**WHAT THE TASK ASKS:** Every entry should be returned unchanged, with the pictures omitted.

**TASK DATA:**
******
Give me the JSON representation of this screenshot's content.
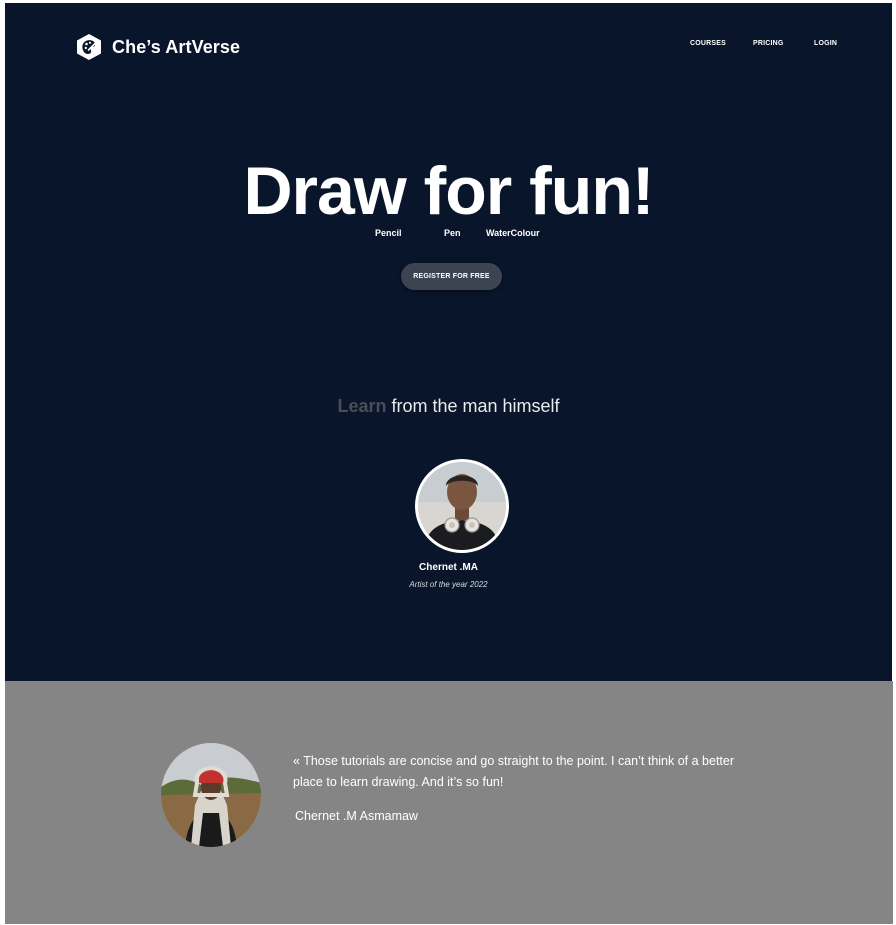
{
  "brand": {
    "name": "Che’s ArtVerse",
    "logo_icon": "palette-icon"
  },
  "nav": {
    "items": [
      {
        "label": "COURSES"
      },
      {
        "label": "PRICING"
      },
      {
        "label": "LOGIN"
      }
    ]
  },
  "hero": {
    "headline": "Draw for fun!",
    "mediums": [
      "Pencil",
      "Pen",
      "WaterColour"
    ],
    "cta_label": "REGISTER FOR FREE"
  },
  "learn": {
    "accent": "Learn",
    "rest": " from the man himself"
  },
  "instructor": {
    "name": "Chernet .MA",
    "title": "Artist of the year 2022"
  },
  "testimonial": {
    "quote": "« Those tutorials are concise and go straight to the point. I can’t think of a better place to learn drawing. And it’s so fun!",
    "author": "Chernet .M Asmamaw"
  },
  "colors": {
    "hero_bg": "#08152a",
    "testimonial_bg": "#858585",
    "cta_bg": "#3b4450",
    "learn_accent": "#4a4f57"
  }
}
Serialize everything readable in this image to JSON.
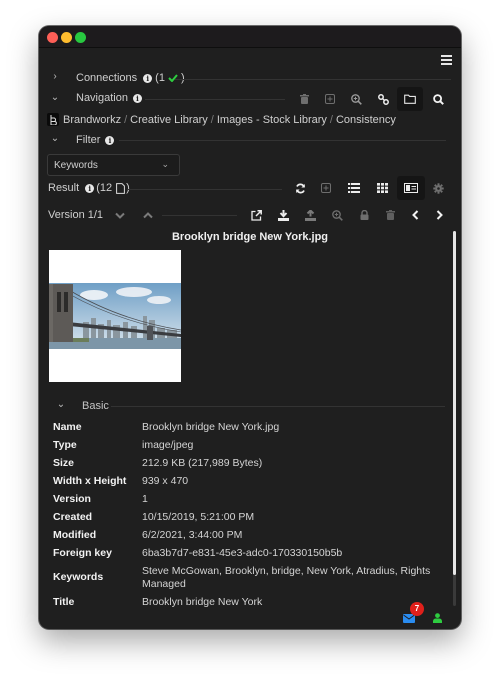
{
  "window": {
    "controls": [
      "close",
      "minimize",
      "zoom"
    ]
  },
  "toolbar": {
    "menu_icon": "hamburger-menu-icon"
  },
  "connections": {
    "label": "Connections",
    "count_prefix": "(1",
    "count_suffix": ")",
    "status_icon": "check-icon",
    "status_color": "#2ecc40",
    "expanded": false
  },
  "navigation": {
    "label": "Navigation",
    "expanded": true,
    "actions": [
      {
        "name": "delete",
        "icon": "trash-icon",
        "enabled": false
      },
      {
        "name": "add",
        "icon": "plus-square-icon",
        "enabled": false
      },
      {
        "name": "zoom",
        "icon": "zoom-in-icon",
        "enabled": true
      },
      {
        "name": "link",
        "icon": "link-icon",
        "enabled": true
      },
      {
        "name": "folder",
        "icon": "folder-icon",
        "enabled": true,
        "active": true
      },
      {
        "name": "search",
        "icon": "search-icon",
        "enabled": true
      }
    ]
  },
  "breadcrumb": {
    "items": [
      "Brandworkz",
      "Creative Library",
      "Images - Stock Library",
      "Consistency"
    ],
    "separator": "/"
  },
  "filter": {
    "label": "Filter",
    "expanded": true,
    "select_value": "Keywords"
  },
  "result": {
    "label": "Result",
    "count_prefix": "(12",
    "count_suffix": ")",
    "actions": [
      {
        "name": "refresh",
        "icon": "refresh-icon"
      },
      {
        "name": "add",
        "icon": "plus-square-icon"
      },
      {
        "name": "list-view",
        "icon": "list-icon"
      },
      {
        "name": "grid-view",
        "icon": "grid-icon"
      },
      {
        "name": "detail-view",
        "icon": "id-card-icon",
        "active": true
      },
      {
        "name": "settings",
        "icon": "gear-icon"
      }
    ]
  },
  "version": {
    "label": "Version 1/1",
    "actions": [
      {
        "name": "open-external",
        "icon": "external-link-icon"
      },
      {
        "name": "download",
        "icon": "download-icon"
      },
      {
        "name": "upload",
        "icon": "upload-icon"
      },
      {
        "name": "zoom",
        "icon": "zoom-in-icon"
      },
      {
        "name": "lock",
        "icon": "lock-icon"
      },
      {
        "name": "delete",
        "icon": "trash-icon"
      },
      {
        "name": "previous",
        "icon": "chevron-left-icon"
      },
      {
        "name": "next",
        "icon": "chevron-right-icon"
      }
    ]
  },
  "asset": {
    "file_name": "Brooklyn bridge New York.jpg",
    "thumbnail_alt": "Brooklyn bridge with Manhattan skyline"
  },
  "basic": {
    "label": "Basic",
    "properties": [
      {
        "key": "Name",
        "value": "Brooklyn bridge New York.jpg"
      },
      {
        "key": "Type",
        "value": "image/jpeg"
      },
      {
        "key": "Size",
        "value": "212.9 KB (217,989 Bytes)"
      },
      {
        "key": "Width x Height",
        "value": "939 x 470"
      },
      {
        "key": "Version",
        "value": "1"
      },
      {
        "key": "Created",
        "value": "10/15/2019, 5:21:00 PM"
      },
      {
        "key": "Modified",
        "value": "6/2/2021, 3:44:00 PM"
      },
      {
        "key": "Foreign key",
        "value": "6ba3b7d7-e831-45e3-adc0-170330150b5b"
      },
      {
        "key": "Keywords",
        "value": "Steve McGowan, Brooklyn, bridge, New York, Atradius, Rights Managed"
      },
      {
        "key": "Title",
        "value": "Brooklyn bridge New York"
      }
    ]
  },
  "status": {
    "messages_count": "7",
    "messages_color": "#2a8cf0",
    "badge_color": "#e0201b",
    "user_color": "#2ecc40"
  }
}
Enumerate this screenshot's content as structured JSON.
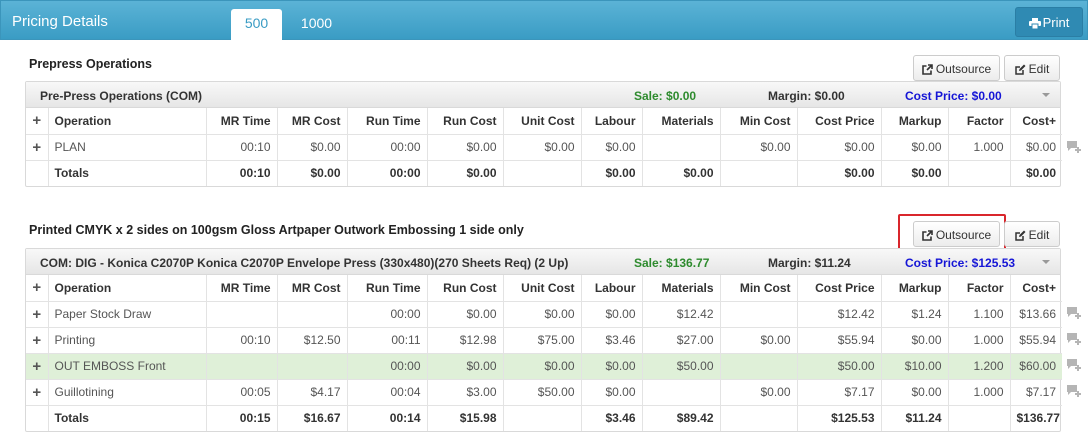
{
  "header": {
    "title": "Pricing Details",
    "tabs": [
      "500",
      "1000"
    ],
    "print_label": "Print"
  },
  "columns": [
    "Operation",
    "MR Time",
    "MR Cost",
    "Run Time",
    "Run Cost",
    "Unit Cost",
    "Labour",
    "Materials",
    "Min Cost",
    "Cost Price",
    "Markup",
    "Factor",
    "Cost+"
  ],
  "sections": [
    {
      "title": "Prepress Operations",
      "outsource_label": "Outsource",
      "edit_label": "Edit",
      "summary": {
        "name": "Pre-Press Operations (COM)",
        "sale": "Sale: $0.00",
        "margin": "Margin: $0.00",
        "cost_price": "Cost Price: $0.00"
      },
      "rows": [
        [
          "PLAN",
          "00:10",
          "$0.00",
          "00:00",
          "$0.00",
          "$0.00",
          "$0.00",
          "",
          "$0.00",
          "$0.00",
          "$0.00",
          "1.000",
          "$0.00"
        ]
      ],
      "totals": [
        "Totals",
        "00:10",
        "$0.00",
        "00:00",
        "$0.00",
        "",
        "$0.00",
        "$0.00",
        "",
        "$0.00",
        "$0.00",
        "",
        "$0.00"
      ]
    },
    {
      "title": "Printed CMYK x 2 sides on 100gsm Gloss Artpaper Outwork Embossing 1 side only",
      "outsource_label": "Outsource",
      "edit_label": "Edit",
      "summary": {
        "name": "COM: DIG - Konica C2070P Konica C2070P Envelope Press (330x480)(270 Sheets Req) (2 Up)",
        "sale": "Sale: $136.77",
        "margin": "Margin: $11.24",
        "cost_price": "Cost Price: $125.53"
      },
      "rows": [
        [
          "Paper Stock Draw",
          "",
          "",
          "00:00",
          "$0.00",
          "$0.00",
          "$0.00",
          "$12.42",
          "",
          "$12.42",
          "$1.24",
          "1.100",
          "$13.66"
        ],
        [
          "Printing",
          "00:10",
          "$12.50",
          "00:11",
          "$12.98",
          "$75.00",
          "$3.46",
          "$27.00",
          "$0.00",
          "$55.94",
          "$0.00",
          "1.000",
          "$55.94"
        ],
        [
          "OUT EMBOSS Front",
          "",
          "",
          "00:00",
          "$0.00",
          "$0.00",
          "$0.00",
          "$50.00",
          "",
          "$50.00",
          "$10.00",
          "1.200",
          "$60.00"
        ],
        [
          "Guillotining",
          "00:05",
          "$4.17",
          "00:04",
          "$3.00",
          "$50.00",
          "$0.00",
          "",
          "$0.00",
          "$7.17",
          "$0.00",
          "1.000",
          "$7.17"
        ]
      ],
      "totals": [
        "Totals",
        "00:15",
        "$16.67",
        "00:14",
        "$15.98",
        "",
        "$3.46",
        "$89.42",
        "",
        "$125.53",
        "$11.24",
        "",
        "$136.77"
      ]
    }
  ],
  "colors": {
    "header": "#3a9cc4",
    "sale": "#2e8b2e",
    "cost_price": "#1515d6",
    "highlight_row": "#dff0d8",
    "highlight_box": "#d9262c"
  }
}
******
**FINAL ANSWER:**
Give me the JSON representation of this screenshot's content.
{
  "brand": {
    "name": "Che’s ArtVerse",
    "logo_icon": "palette-icon"
  },
  "nav": {
    "items": [
      {
        "label": "COURSES"
      },
      {
        "label": "PRICING"
      },
      {
        "label": "LOGIN"
      }
    ]
  },
  "hero": {
    "headline": "Draw for fun!",
    "mediums": [
      "Pencil",
      "Pen",
      "WaterColour"
    ],
    "cta_label": "REGISTER FOR FREE"
  },
  "learn": {
    "accent": "Learn",
    "rest": " from the man himself"
  },
  "instructor": {
    "name": "Chernet .MA",
    "title": "Artist of the year 2022"
  },
  "testimonial": {
    "quote": "« Those tutorials are concise and go straight to the point. I can’t think of a better place to learn drawing. And it’s so fun!",
    "author": "Chernet .M Asmamaw"
  },
  "colors": {
    "hero_bg": "#08152a",
    "testimonial_bg": "#858585",
    "cta_bg": "#3b4450",
    "learn_accent": "#4a4f57"
  }
}
Serialize everything readable in this image to JSON.
{
  "window": {
    "controls": [
      "close",
      "minimize",
      "zoom"
    ]
  },
  "toolbar": {
    "menu_icon": "hamburger-menu-icon"
  },
  "connections": {
    "label": "Connections",
    "count_prefix": "(1",
    "count_suffix": ")",
    "status_icon": "check-icon",
    "status_color": "#2ecc40",
    "expanded": false
  },
  "navigation": {
    "label": "Navigation",
    "expanded": true,
    "actions": [
      {
        "name": "delete",
        "icon": "trash-icon",
        "enabled": false
      },
      {
        "name": "add",
        "icon": "plus-square-icon",
        "enabled": false
      },
      {
        "name": "zoom",
        "icon": "zoom-in-icon",
        "enabled": true
      },
      {
        "name": "link",
        "icon": "link-icon",
        "enabled": true
      },
      {
        "name": "folder",
        "icon": "folder-icon",
        "enabled": true,
        "active": true
      },
      {
        "name": "search",
        "icon": "search-icon",
        "enabled": true
      }
    ]
  },
  "breadcrumb": {
    "items": [
      "Brandworkz",
      "Creative Library",
      "Images - Stock Library",
      "Consistency"
    ],
    "separator": "/"
  },
  "filter": {
    "label": "Filter",
    "expanded": true,
    "select_value": "Keywords"
  },
  "result": {
    "label": "Result",
    "count_prefix": "(12",
    "count_suffix": ")",
    "actions": [
      {
        "name": "refresh",
        "icon": "refresh-icon"
      },
      {
        "name": "add",
        "icon": "plus-square-icon"
      },
      {
        "name": "list-view",
        "icon": "list-icon"
      },
      {
        "name": "grid-view",
        "icon": "grid-icon"
      },
      {
        "name": "detail-view",
        "icon": "id-card-icon",
        "active": true
      },
      {
        "name": "settings",
        "icon": "gear-icon"
      }
    ]
  },
  "version": {
    "label": "Version 1/1",
    "actions": [
      {
        "name": "open-external",
        "icon": "external-link-icon"
      },
      {
        "name": "download",
        "icon": "download-icon"
      },
      {
        "name": "upload",
        "icon": "upload-icon"
      },
      {
        "name": "zoom",
        "icon": "zoom-in-icon"
      },
      {
        "name": "lock",
        "icon": "lock-icon"
      },
      {
        "name": "delete",
        "icon": "trash-icon"
      },
      {
        "name": "previous",
        "icon": "chevron-left-icon"
      },
      {
        "name": "next",
        "icon": "chevron-right-icon"
      }
    ]
  },
  "asset": {
    "file_name": "Brooklyn bridge New York.jpg",
    "thumbnail_alt": "Brooklyn bridge with Manhattan skyline"
  },
  "basic": {
    "label": "Basic",
    "properties": [
      {
        "key": "Name",
        "value": "Brooklyn bridge New York.jpg"
      },
      {
        "key": "Type",
        "value": "image/jpeg"
      },
      {
        "key": "Size",
        "value": "212.9 KB (217,989 Bytes)"
      },
      {
        "key": "Width x Height",
        "value": "939 x 470"
      },
      {
        "key": "Version",
        "value": "1"
      },
      {
        "key": "Created",
        "value": "10/15/2019, 5:21:00 PM"
      },
      {
        "key": "Modified",
        "value": "6/2/2021, 3:44:00 PM"
      },
      {
        "key": "Foreign key",
        "value": "6ba3b7d7-e831-45e3-adc0-170330150b5b"
      },
      {
        "key": "Keywords",
        "value": "Steve McGowan, Brooklyn, bridge, New York, Atradius, Rights Managed"
      },
      {
        "key": "Title",
        "value": "Brooklyn bridge New York"
      }
    ]
  },
  "status": {
    "messages_count": "7",
    "messages_color": "#2a8cf0",
    "badge_color": "#e0201b",
    "user_color": "#2ecc40"
  }
}
Enumerate this screenshot's content as structured JSON.
{
  "header": {
    "title": "Pricing Details",
    "tabs": [
      "500",
      "1000"
    ],
    "print_label": "Print"
  },
  "columns": [
    "Operation",
    "MR Time",
    "MR Cost",
    "Run Time",
    "Run Cost",
    "Unit Cost",
    "Labour",
    "Materials",
    "Min Cost",
    "Cost Price",
    "Markup",
    "Factor",
    "Cost+"
  ],
  "sections": [
    {
      "title": "Prepress Operations",
      "outsource_label": "Outsource",
      "edit_label": "Edit",
      "summary": {
        "name": "Pre-Press Operations (COM)",
        "sale": "Sale: $0.00",
        "margin": "Margin: $0.00",
        "cost_price": "Cost Price: $0.00"
      },
      "rows": [
        [
          "PLAN",
          "00:10",
          "$0.00",
          "00:00",
          "$0.00",
          "$0.00",
          "$0.00",
          "",
          "$0.00",
          "$0.00",
          "$0.00",
          "1.000",
          "$0.00"
        ]
      ],
      "totals": [
        "Totals",
        "00:10",
        "$0.00",
        "00:00",
        "$0.00",
        "",
        "$0.00",
        "$0.00",
        "",
        "$0.00",
        "$0.00",
        "",
        "$0.00"
      ]
    },
    {
      "title": "Printed CMYK x 2 sides on 100gsm Gloss Artpaper Outwork Embossing 1 side only",
      "outsource_label": "Outsource",
      "edit_label": "Edit",
      "summary": {
        "name": "COM: DIG - Konica C2070P Konica C2070P Envelope Press (330x480)(270 Sheets Req) (2 Up)",
        "sale": "Sale: $136.77",
        "margin": "Margin: $11.24",
        "cost_price": "Cost Price: $125.53"
      },
      "rows": [
        [
          "Paper Stock Draw",
          "",
          "",
          "00:00",
          "$0.00",
          "$0.00",
          "$0.00",
          "$12.42",
          "",
          "$12.42",
          "$1.24",
          "1.100",
          "$13.66"
        ],
        [
          "Printing",
          "00:10",
          "$12.50",
          "00:11",
          "$12.98",
          "$75.00",
          "$3.46",
          "$27.00",
          "$0.00",
          "$55.94",
          "$0.00",
          "1.000",
          "$55.94"
        ],
        [
          "OUT EMBOSS Front",
          "",
          "",
          "00:00",
          "$0.00",
          "$0.00",
          "$0.00",
          "$50.00",
          "",
          "$50.00",
          "$10.00",
          "1.200",
          "$60.00"
        ],
        [
          "Guillotining",
          "00:05",
          "$4.17",
          "00:04",
          "$3.00",
          "$50.00",
          "$0.00",
          "",
          "$0.00",
          "$7.17",
          "$0.00",
          "1.000",
          "$7.17"
        ]
      ],
      "totals": [
        "Totals",
        "00:15",
        "$16.67",
        "00:14",
        "$15.98",
        "",
        "$3.46",
        "$89.42",
        "",
        "$125.53",
        "$11.24",
        "",
        "$136.77"
      ]
    }
  ],
  "colors": {
    "header": "#3a9cc4",
    "sale": "#2e8b2e",
    "cost_price": "#1515d6",
    "highlight_row": "#dff0d8",
    "highlight_box": "#d9262c"
  }
}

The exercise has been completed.